A complex model simply takes longer to slice. As far as I know, there could be a couple of million polygons and it wouldn't hang up, it'd just take a while depending on how many layers it has to slice the model into and the kind of fill pattern it'll use. After the poly reduction, the dog was still in at around 26k triangles. Time-wise it's not much of an issue since there will be a lot of downtime while waiting for the models to print, and I can do other stuff in the meantime.ENSONIQ5
: Yeah filament swapping for different colors is cool, but not entirely accurate just yet, and I don't have any other color at the moment. There is some work being tested on making a multi-color extruder, you can see their attempts so far here
. I'll reserve a spot for you just in case, even if you know someone personally that owns a printer.Janro
: Well you can show off your work in the Finished Works and Works in Progress board, or here in the General Anim8or board. As you may have noticed I've posted a few topics regarding 3D related projects here in the past. In my opinion, seeing how other Anim8or users are applying CG to their work makes for an interesting read regardless of if it's made in Anim8or or not.
Also, you don't have to do sculpting if you don't want to. Anything modeled traditionally will work just as well as a sculpted model. I just used sculptris because it suited my needs at the moment.
I'm willing to do the conversion work for both ENSONIQ5
since you guys also won that challenge way back when, if you have a favorite model that you want printed but aren't sure about the work it'll take to prepare it for printing. You two can email it to me and I'll do it for you.
I figured I'd put together something that might interest you guys on how a sliced model looks in the client program that's used to send the instructions to the printer. One of the programs I use has a neat feature that shows what it looks like with all the layers stacked up. It's basically a preview of the real thing, assuming that the print goes smoothly. So if you want to see what it might look like, with what kind of detail, I have no problem with posting a screenshot of your model like this for you to see. The above picture is the original one that I printed with the 0.38mm layer height.
Below is an animation of what the sliced dog looks like, layer-by-layer. The black lines are the lines that the printer will be following while extruding the melted plastic. For this one, the inside fill density has been set at around 0.5, using a pattern that promises good support.

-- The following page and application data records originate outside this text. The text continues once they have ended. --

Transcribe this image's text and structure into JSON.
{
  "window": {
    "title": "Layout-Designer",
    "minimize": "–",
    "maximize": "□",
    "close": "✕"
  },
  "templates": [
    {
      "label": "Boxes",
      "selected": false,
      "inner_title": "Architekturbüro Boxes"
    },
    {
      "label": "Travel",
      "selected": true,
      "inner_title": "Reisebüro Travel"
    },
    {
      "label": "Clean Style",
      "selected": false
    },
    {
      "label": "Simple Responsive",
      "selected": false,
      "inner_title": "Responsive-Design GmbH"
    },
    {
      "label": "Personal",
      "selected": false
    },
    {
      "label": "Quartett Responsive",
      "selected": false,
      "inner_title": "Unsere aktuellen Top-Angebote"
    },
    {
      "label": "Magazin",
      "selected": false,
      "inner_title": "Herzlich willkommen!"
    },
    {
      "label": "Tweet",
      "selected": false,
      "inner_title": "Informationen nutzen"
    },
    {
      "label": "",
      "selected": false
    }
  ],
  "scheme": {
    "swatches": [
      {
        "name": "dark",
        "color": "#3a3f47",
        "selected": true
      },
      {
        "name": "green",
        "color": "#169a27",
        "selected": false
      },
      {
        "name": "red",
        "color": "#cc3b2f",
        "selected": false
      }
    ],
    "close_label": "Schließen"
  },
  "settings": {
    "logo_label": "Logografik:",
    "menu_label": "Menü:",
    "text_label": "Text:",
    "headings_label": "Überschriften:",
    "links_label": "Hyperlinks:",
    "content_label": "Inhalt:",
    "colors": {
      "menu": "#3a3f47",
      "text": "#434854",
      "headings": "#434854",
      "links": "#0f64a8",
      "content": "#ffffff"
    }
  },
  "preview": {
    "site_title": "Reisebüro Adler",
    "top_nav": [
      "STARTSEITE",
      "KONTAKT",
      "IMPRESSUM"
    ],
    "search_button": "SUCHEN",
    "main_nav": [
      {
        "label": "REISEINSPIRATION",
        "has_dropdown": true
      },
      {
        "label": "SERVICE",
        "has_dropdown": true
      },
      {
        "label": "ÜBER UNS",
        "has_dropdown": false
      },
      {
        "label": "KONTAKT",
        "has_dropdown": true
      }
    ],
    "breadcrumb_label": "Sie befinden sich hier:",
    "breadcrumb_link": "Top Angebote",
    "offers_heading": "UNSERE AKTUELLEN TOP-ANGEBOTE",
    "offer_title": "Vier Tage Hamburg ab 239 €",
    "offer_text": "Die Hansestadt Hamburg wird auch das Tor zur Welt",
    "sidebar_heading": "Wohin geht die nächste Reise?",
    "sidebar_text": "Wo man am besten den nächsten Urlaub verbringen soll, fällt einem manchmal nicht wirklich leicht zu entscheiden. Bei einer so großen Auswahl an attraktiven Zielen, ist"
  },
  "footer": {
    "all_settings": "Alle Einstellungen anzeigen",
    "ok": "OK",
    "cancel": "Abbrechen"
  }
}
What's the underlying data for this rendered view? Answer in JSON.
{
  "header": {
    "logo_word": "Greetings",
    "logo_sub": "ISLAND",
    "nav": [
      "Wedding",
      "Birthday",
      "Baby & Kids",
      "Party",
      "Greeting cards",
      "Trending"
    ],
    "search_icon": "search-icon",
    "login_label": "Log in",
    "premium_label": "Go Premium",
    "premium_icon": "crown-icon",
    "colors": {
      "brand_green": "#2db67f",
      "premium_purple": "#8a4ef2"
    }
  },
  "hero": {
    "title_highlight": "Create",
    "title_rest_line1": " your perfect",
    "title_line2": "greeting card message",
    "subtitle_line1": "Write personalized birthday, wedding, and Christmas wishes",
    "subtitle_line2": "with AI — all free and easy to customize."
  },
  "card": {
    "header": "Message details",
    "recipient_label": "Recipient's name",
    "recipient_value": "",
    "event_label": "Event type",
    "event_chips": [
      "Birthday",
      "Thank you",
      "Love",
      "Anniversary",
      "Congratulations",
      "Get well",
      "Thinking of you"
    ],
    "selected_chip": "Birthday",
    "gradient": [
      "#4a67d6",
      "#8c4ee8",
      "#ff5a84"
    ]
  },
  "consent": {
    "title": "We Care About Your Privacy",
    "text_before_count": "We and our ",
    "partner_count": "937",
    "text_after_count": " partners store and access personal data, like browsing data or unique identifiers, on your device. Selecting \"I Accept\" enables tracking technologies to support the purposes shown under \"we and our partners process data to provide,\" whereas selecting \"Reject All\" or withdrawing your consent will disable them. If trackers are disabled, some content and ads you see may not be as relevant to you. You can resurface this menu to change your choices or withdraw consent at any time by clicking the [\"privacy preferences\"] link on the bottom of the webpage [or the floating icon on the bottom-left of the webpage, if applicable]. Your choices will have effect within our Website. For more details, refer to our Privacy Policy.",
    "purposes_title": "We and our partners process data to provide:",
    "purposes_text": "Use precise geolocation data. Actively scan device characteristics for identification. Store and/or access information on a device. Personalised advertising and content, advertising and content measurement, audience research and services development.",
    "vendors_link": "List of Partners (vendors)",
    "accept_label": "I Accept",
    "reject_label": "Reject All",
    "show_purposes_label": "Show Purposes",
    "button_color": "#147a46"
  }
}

And the picture below is a comparison of 0.2mm(on the left) to 0.38mm(on the right). The one on the right was sliced a few months ago using a less capable slicer, the one on the left was done at the time of this post and took around 15 minutes to slice the model into 357 layers. As you can see the quality is a lot better for the 0.2mm one.